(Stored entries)
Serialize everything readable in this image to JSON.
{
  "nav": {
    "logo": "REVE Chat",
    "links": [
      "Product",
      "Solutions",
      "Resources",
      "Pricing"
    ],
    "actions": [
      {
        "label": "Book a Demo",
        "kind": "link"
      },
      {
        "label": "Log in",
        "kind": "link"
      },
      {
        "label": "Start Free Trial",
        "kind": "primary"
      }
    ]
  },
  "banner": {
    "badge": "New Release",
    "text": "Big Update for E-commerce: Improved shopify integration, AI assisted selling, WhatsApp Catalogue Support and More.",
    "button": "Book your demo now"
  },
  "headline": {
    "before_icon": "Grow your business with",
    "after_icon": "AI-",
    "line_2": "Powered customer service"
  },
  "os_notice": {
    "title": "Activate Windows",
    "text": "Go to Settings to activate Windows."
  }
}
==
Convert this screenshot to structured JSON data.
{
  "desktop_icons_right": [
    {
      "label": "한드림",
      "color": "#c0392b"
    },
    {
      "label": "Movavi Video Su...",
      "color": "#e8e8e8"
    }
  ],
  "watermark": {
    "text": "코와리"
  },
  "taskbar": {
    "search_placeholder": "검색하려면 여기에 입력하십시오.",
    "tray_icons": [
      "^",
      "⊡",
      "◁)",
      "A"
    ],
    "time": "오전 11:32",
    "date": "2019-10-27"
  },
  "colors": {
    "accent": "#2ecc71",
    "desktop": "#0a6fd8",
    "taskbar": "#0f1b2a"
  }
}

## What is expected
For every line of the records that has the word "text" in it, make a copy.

## Task answer
    "text": "Big Update for E-commerce: Improved shopify integration, AI assisted selling, WhatsApp Catalogue Support and More.",
    "text": "Go to Settings to activate Windows."
    "text": "코와리"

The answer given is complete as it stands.